TASK INPUTS:

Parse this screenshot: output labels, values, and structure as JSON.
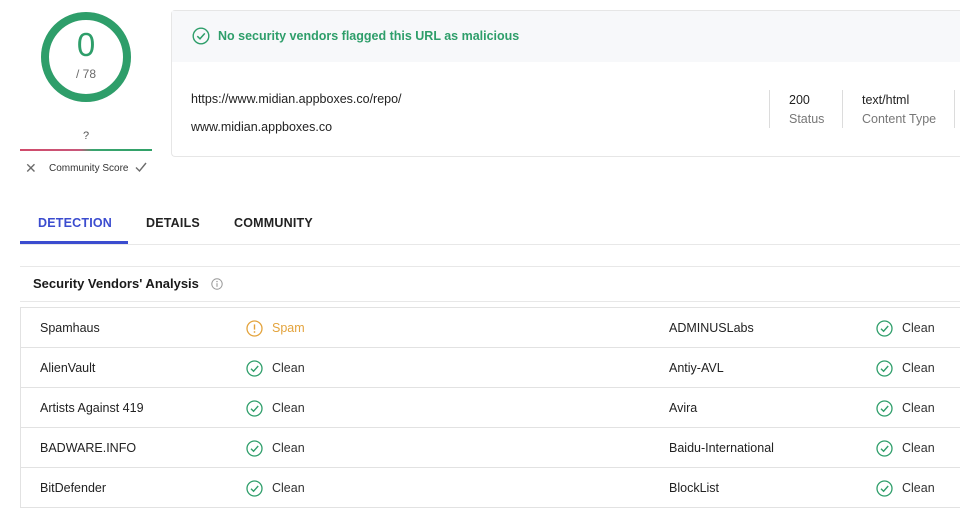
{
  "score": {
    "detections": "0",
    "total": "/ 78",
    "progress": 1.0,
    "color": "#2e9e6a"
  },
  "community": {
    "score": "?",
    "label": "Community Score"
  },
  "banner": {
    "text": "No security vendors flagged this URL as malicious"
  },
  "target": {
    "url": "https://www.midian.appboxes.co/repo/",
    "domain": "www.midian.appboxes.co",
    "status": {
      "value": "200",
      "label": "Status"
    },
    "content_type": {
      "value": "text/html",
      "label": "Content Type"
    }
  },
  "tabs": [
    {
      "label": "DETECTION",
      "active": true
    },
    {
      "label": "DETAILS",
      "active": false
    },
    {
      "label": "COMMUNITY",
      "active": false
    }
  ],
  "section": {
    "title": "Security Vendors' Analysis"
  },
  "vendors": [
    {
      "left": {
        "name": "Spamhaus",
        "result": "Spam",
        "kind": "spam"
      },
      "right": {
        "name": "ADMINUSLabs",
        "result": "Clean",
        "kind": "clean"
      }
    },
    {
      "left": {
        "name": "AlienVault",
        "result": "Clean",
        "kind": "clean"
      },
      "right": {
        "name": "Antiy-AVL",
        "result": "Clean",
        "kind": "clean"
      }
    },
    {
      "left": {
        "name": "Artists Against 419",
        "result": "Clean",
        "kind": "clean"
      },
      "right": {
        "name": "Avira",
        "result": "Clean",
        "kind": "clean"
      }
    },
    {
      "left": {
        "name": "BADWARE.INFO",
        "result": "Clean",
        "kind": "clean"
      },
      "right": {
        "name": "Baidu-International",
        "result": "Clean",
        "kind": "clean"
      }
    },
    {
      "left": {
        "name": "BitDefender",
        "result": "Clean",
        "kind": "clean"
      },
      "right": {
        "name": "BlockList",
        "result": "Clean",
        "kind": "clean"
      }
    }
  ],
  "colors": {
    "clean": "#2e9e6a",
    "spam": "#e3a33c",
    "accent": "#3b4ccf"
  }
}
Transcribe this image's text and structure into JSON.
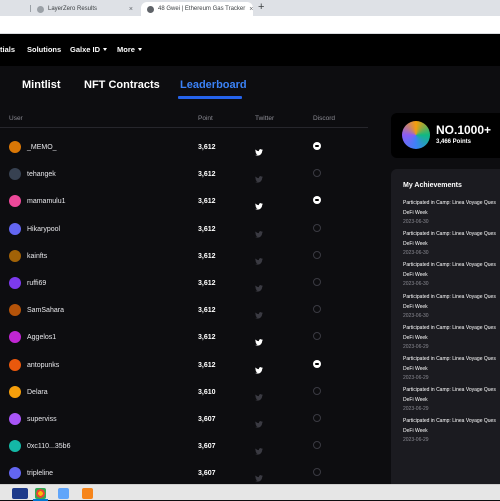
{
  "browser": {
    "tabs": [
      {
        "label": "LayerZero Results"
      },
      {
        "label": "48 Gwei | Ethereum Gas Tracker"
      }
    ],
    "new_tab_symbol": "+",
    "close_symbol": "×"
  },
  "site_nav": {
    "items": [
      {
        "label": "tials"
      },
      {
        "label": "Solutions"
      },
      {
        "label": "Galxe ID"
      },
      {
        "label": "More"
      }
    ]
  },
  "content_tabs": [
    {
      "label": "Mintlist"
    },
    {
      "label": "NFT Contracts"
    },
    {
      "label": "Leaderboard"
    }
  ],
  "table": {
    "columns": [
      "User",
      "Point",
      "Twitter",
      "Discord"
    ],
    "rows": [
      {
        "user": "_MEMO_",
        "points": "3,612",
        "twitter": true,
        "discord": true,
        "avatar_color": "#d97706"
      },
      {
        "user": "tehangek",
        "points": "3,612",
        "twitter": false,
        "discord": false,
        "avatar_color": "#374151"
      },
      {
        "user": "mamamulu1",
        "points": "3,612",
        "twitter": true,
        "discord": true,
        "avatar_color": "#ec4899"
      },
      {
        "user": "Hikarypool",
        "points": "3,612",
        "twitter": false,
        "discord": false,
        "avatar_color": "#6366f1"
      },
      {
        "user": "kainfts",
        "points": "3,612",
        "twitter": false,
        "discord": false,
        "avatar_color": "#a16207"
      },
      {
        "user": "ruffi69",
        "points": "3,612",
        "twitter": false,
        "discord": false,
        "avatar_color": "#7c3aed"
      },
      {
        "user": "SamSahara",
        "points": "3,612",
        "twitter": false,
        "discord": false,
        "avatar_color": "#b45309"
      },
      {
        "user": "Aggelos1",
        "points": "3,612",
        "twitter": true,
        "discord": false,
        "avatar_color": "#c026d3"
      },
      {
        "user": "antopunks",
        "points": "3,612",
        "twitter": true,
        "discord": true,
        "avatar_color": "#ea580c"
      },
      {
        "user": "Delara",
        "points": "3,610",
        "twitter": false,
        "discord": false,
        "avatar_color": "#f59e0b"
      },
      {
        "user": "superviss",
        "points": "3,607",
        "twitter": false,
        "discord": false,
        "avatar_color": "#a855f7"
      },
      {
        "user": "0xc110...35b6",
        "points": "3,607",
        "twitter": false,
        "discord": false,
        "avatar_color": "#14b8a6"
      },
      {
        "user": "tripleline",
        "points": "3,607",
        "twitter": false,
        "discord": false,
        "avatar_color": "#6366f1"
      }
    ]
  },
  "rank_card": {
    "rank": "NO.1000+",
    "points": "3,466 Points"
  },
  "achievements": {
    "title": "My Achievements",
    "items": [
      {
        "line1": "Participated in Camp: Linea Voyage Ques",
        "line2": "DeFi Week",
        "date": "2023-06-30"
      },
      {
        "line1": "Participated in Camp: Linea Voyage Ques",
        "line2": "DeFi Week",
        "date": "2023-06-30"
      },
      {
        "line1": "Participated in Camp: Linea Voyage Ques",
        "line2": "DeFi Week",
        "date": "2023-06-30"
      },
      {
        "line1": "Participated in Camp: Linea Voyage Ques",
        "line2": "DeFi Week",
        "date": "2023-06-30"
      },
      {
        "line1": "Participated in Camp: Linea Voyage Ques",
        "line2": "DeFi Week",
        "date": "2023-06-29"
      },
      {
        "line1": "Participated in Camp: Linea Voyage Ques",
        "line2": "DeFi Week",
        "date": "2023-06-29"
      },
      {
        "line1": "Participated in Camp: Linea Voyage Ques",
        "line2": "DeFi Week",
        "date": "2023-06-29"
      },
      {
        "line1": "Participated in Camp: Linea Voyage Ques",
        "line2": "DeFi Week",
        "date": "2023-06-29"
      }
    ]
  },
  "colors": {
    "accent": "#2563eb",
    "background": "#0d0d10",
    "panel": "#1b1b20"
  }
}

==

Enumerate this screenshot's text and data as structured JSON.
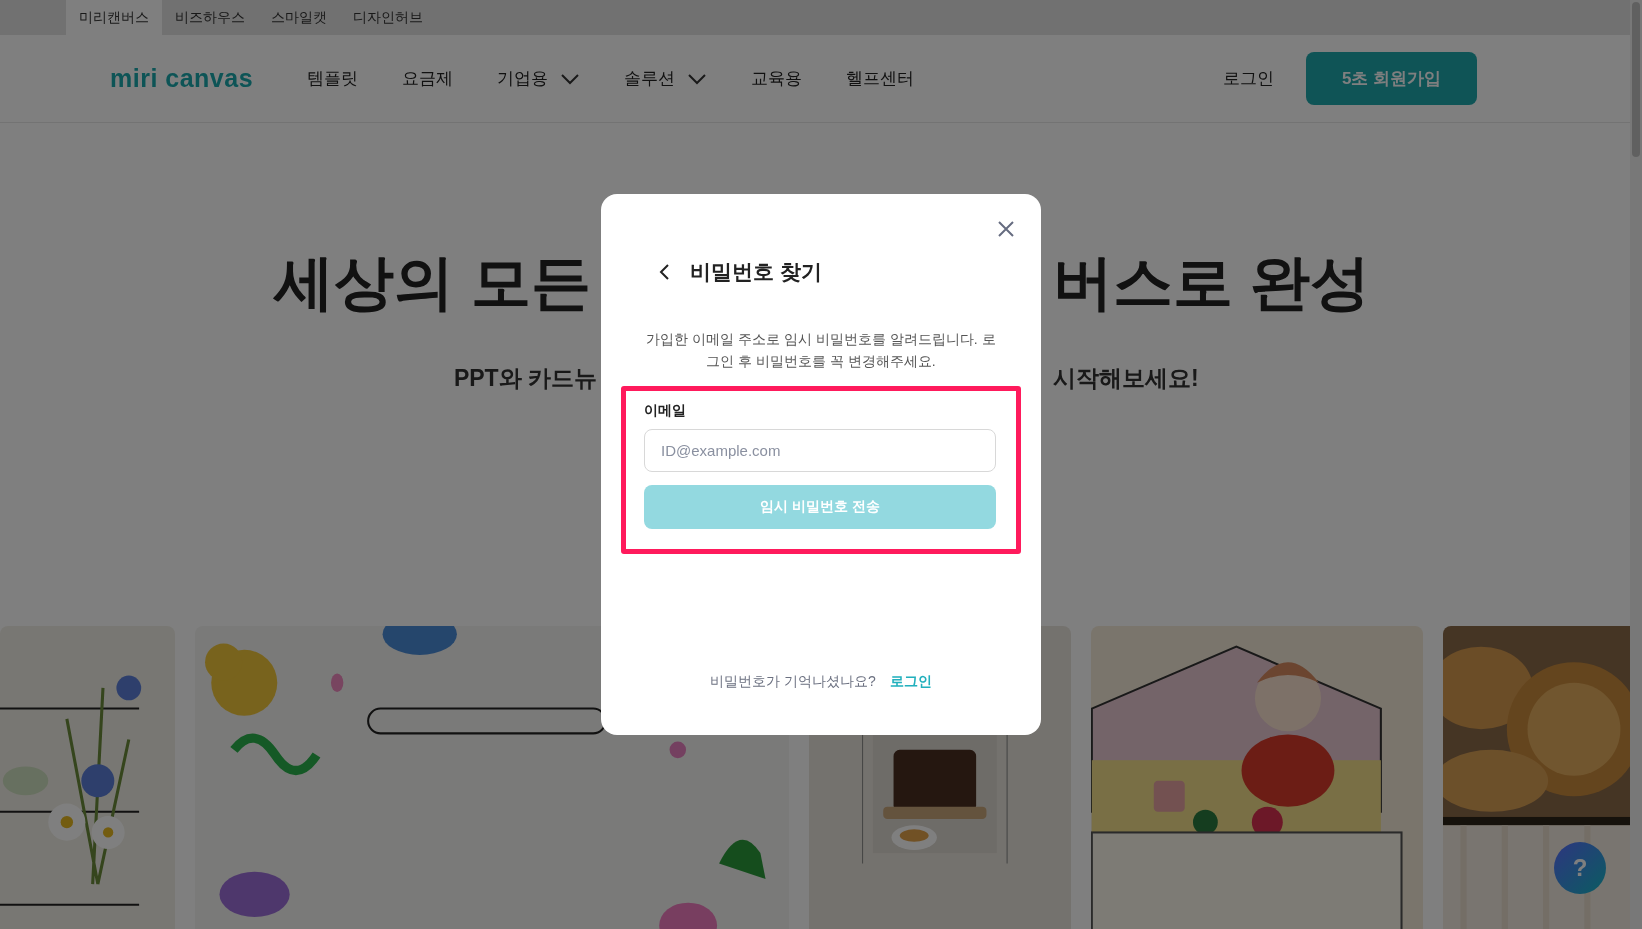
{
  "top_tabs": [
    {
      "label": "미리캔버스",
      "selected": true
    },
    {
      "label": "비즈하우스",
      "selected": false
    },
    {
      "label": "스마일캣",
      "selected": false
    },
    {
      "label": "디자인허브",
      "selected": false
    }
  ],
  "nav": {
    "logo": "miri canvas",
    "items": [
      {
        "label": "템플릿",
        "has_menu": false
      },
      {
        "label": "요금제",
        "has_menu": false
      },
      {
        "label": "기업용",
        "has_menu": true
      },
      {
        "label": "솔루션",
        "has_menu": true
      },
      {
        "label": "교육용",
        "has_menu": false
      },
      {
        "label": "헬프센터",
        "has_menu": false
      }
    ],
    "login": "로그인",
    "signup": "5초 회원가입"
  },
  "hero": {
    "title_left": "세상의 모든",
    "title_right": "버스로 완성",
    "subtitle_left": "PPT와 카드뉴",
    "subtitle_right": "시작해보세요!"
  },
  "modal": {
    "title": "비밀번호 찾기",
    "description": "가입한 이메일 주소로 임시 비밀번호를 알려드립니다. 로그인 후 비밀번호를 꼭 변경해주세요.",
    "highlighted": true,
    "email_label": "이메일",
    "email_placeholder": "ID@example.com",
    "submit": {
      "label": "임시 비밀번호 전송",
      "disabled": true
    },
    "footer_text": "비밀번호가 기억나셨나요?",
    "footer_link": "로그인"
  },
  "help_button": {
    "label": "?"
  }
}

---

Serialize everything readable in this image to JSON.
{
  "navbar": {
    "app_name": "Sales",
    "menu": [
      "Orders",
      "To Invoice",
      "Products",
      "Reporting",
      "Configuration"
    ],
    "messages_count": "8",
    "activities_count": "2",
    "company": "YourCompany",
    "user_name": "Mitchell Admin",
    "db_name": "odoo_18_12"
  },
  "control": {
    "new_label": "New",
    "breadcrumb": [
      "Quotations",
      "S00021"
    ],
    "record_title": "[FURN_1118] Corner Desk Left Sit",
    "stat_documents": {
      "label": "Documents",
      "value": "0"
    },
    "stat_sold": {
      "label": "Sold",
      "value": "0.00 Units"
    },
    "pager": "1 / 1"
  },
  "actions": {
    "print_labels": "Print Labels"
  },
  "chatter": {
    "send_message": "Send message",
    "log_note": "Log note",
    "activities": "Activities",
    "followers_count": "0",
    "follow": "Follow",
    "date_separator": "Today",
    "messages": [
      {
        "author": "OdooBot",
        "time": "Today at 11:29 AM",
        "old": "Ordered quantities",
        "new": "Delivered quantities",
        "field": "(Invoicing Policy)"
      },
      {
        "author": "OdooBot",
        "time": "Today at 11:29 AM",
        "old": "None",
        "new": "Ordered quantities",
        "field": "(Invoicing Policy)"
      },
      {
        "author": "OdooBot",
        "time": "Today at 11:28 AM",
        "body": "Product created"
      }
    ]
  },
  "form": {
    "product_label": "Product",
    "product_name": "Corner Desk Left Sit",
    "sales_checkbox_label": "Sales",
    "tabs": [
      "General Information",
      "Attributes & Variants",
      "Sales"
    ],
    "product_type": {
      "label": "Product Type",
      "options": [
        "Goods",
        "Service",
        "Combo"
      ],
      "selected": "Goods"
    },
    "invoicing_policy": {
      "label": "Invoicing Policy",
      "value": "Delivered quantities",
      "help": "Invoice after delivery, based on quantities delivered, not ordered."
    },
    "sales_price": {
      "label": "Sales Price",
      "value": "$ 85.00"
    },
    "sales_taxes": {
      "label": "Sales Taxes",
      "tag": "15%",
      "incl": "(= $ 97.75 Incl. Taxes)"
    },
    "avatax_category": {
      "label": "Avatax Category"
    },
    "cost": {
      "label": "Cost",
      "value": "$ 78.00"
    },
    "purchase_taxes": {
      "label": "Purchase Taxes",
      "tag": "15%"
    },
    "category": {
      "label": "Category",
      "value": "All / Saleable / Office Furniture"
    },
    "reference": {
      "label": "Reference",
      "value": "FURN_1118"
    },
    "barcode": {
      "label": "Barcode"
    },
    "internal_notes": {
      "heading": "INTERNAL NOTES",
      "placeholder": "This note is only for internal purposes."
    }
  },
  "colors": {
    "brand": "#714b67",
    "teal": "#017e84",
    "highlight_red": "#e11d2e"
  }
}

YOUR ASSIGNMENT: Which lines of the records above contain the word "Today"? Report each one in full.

COMPLETED TASK:
    "date_separator": "Today",
        "time": "Today at 11:29 AM",
        "time": "Today at 11:29 AM",
        "time": "Today at 11:28 AM",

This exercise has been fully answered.